The Lab Co-founder, Paul Labagnara, said: “Australians have been through so much this past year or so. Some of the lessons that are surfacing as the pandemic eases show that people are looking for anything but a return to normal. Instead, they are refocusing on what’s really important to them. COVID has provided an opportunity to find perspective. On one hand, we have seen a huge rise in the notion of the appreciation of what people have, including the smaller things in life and a promise to themselves of not taking things for granted. Almost 50% of Australians want to spend more time with loved ones and family and are focusing on care, consideration, and connection. On the other hand, there are Australians who want to let loose and live in the now – they don’t want to wait, they want to do more. It’s these two parallels, and the friction between them, that makes the future so interesting. There’s definitive change happening as a response to the forces that shaped society until the arrival of the pandemic. Things won’t fall back into ‘traditional’ ways but will instead take one of two routes in the new Australia,” he said.
For many Australians, the pandemic changed many of the values they held. What Australians want to have more time for when the pandemic is over are:
2. Being in the moment
3. Travel and exploration
4. Me – exercise and mental health
5. Doing more
6. Enjoying life
What Australians want less of in the future
The pandemic gave many Australians the opportunity to decide what they no longer want or need in their lives. When it comes to the changes Australians want to make less time for post-pandemic, they are:
1. Toxic people
2. Wasteful spending
5. Taking things for granted
Australians want positive changes to society
Analysis of conversations show 84% want to see Australia cultivating a more caring and compassionate society, while 80% want society to be supportive and united.

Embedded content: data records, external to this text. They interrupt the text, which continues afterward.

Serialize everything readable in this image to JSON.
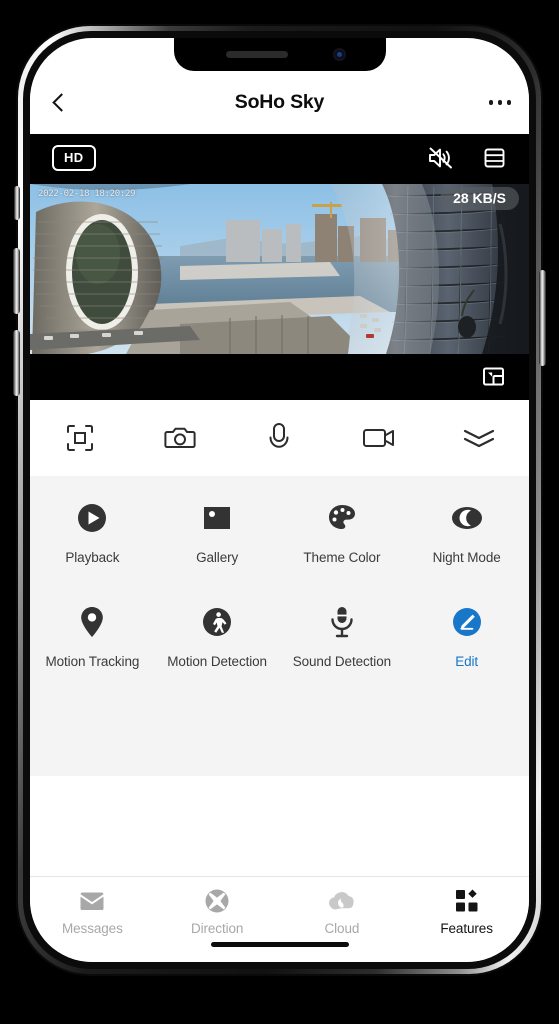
{
  "header": {
    "back_icon": "chevron-left-icon",
    "title": "SoHo Sky",
    "more_icon": "more-options-icon"
  },
  "player": {
    "quality_badge": "HD",
    "mute_icon": "speaker-muted-icon",
    "layout_icon": "split-layout-icon",
    "pip_icon": "picture-in-picture-icon",
    "timestamp": "2022-02-18 18:20:29",
    "bitrate": "28 KB/S"
  },
  "quick_actions": [
    {
      "name": "fullscreen-button",
      "icon": "fullscreen-icon"
    },
    {
      "name": "snapshot-button",
      "icon": "camera-icon"
    },
    {
      "name": "talk-button",
      "icon": "microphone-icon"
    },
    {
      "name": "record-button",
      "icon": "video-camera-icon"
    },
    {
      "name": "expand-more-button",
      "icon": "double-chevron-down-icon"
    }
  ],
  "features": {
    "row1": [
      {
        "label": "Playback",
        "icon": "play-circle-icon"
      },
      {
        "label": "Gallery",
        "icon": "image-icon"
      },
      {
        "label": "Theme\nColor",
        "icon": "palette-icon"
      },
      {
        "label": "Night\nMode",
        "icon": "moon-eye-icon"
      }
    ],
    "row2": [
      {
        "label": "Motion\nTracking",
        "icon": "map-pin-icon"
      },
      {
        "label": "Motion\nDetection",
        "icon": "walking-person-icon"
      },
      {
        "label": "Sound\nDetection",
        "icon": "microphone-detect-icon"
      },
      {
        "label": "Edit",
        "icon": "pencil-circle-icon",
        "accent": true
      }
    ]
  },
  "tabs": [
    {
      "label": "Messages",
      "icon": "envelope-icon",
      "active": false
    },
    {
      "label": "Direction",
      "icon": "direction-pad-icon",
      "active": false
    },
    {
      "label": "Cloud",
      "icon": "cloud-icon",
      "active": false
    },
    {
      "label": "Features",
      "icon": "grid-features-icon",
      "active": true
    }
  ],
  "colors": {
    "accent": "#1877c9",
    "icon_dark": "#333333",
    "tab_inactive": "#a8a8a8",
    "panel_bg": "#f4f4f4"
  }
}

Mr Labagnara said: “A prioritisation of values such as care and support from small businesses and pride in Australian-made products are still relevant, as well as what roles brands can have within their communities.